Thinking of Cyber Security in Relative Terms
Rather than covering a current event, we will use this briefing to highlight a common mistake people make when thinking about cyber security: The abstraction into absolute terms. As technology evolves, the question is becoming less “have I been hacked?” and more “to what degree have I been hacked?”.
Language is what we use to break down the complexity of our life into simplified chunks that we can easily communicate to others. “The sun set at 6:30pm today” foregoes information about what location the speaker is in, the color of the sky, the exact date of ‘today’ and thousands of other details that are not relevant to the conversation of two people. However while that sentence is perfectly sufficient if the two people are discussing the level of daylight outside before going for a run in the evening, it would be completely insufficient for two astronomers discussing planetary patterns.
In general, the more complex a topic is, the more detailed the language used to describe it becomes. And the last few years have seen the number of information security topics, that the average person is concerned with, explode. This in turn means that terms like “hacked”, “leaked” or “secure” are often no longer enough to adequately communicate the level of a cyber security incident.
“How much” matters
Let’s look at a hypothetical example. The most common metric in recent cyber incidents is “user data leaked” and it will serve us well to illustrate this point.
When a news article or press release states that a hack led to user data being leaked, there are a number of important qualifying questions you should seek answers to.
The first is what unity the leak is described in. When the number is given in “user records”, it usually at least roughly describes how many people were affected. If the number is given in gigabytes or terabytes however, use caution. While this number is technically correct (and a great metric for professionals performing forensics), it tells us relatively little about the impact of the breach. A compressed archive of credit card numbers, names and expiry dates sized one megabyte can contain hundreds of thousands of records which in turn would be a catastrophic leak despite the small file size. A leak of someone’s private collection of Hollywood movies on the other hand may consist of several terabytes of data but have no major security relevance.
Similar rules apply to user records. A leak of a million user names with no further information is likely meaningless. On most sites, user names are public anyway. A leak of usernames and passwords opens the door for password re-use attacks. A leak of usernames, passwords and email addresses puts a significant share of the affected users at significant risk. A leak of photo ID scans and social security numbers all but guarantees that the affected users will suffer significant consequences. What is leaked, matters.
One of the first and most popular websites used to track if a user has been affected by a security breach is aptly named haveibeenpwned.com (‘pwned’ is hacking slang for ‘hacked’). The name illustrates how most people think of their online security.
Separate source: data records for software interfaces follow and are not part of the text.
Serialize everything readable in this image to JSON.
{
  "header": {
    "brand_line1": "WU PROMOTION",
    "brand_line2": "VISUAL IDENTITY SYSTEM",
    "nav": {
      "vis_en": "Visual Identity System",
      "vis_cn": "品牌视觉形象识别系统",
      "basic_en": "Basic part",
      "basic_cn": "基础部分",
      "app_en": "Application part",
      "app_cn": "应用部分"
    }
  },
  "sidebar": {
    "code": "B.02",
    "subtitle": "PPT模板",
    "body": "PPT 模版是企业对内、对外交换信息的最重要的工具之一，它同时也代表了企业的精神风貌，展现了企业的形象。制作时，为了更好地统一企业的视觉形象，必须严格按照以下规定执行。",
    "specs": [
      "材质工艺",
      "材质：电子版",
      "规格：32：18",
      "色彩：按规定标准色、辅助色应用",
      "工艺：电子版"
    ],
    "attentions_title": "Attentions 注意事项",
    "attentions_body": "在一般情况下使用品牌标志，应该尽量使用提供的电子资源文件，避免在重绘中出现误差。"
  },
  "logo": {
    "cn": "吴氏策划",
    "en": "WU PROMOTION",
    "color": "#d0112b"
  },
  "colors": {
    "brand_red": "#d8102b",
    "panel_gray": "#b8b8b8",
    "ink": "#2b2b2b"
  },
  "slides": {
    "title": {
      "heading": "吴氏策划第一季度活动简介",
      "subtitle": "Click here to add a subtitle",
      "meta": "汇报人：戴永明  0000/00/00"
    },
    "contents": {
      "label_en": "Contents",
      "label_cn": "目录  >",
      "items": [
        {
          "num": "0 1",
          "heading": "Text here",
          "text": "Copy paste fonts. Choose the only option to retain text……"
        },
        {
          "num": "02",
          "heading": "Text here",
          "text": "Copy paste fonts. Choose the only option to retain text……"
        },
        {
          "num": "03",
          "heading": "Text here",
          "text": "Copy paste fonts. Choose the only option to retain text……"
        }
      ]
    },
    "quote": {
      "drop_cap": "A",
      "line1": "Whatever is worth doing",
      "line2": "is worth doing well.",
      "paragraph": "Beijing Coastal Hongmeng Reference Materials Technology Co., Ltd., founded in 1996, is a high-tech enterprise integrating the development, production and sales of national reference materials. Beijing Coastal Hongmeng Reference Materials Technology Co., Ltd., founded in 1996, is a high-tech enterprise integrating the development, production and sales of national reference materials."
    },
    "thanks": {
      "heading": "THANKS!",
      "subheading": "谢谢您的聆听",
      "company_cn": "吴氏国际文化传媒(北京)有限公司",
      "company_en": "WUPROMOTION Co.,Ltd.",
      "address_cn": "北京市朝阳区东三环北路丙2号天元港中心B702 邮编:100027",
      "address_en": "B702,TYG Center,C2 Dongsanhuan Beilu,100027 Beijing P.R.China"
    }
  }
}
They have either been hacked or they have not. However, this distinction is becoming more and more meaningless. If you are an average citizen of any first world country with average internet habits, the answer to “have I been hacked” will always almost be “yes”. It is overwhelmingly likely that at least one of the many accounts you are required to own with various businesses, social media sites or government services has at some point experienced a breach. Whether that breach has been made public or not and whether the breach was the fault of the site’s operator or yourself is besides the point.
The vast majority of users have been affected by a breach at least once. So a much better question would be “When was the last time I got breached, what information was breached and how much of that information is still accurate?” (Reflare concedes that this is a much less catchy question - we are an infosec company, not a marketing firm.)
If your passwords leaked 3 years ago but you have since changed them everywhere, then you are probably fine. If your social security number was leaked just yesterday, then you are most definitely not fine. The nuances matter.
Incidentally, if you are not aware if, when and how you were affected by past breaches, you are most likely not fine.
As information security continues to move from a niche subject discussed by experts to a daily topic in average people’s lives, language must evolve to correctly convey the significance and impact of events. Unfortunately, there is and likely always will be a disconnect between experts, reporters and users when discussing breaches. By reading what is reported or disclosed carefully, you can gain a much better understanding of how incidents may affect you.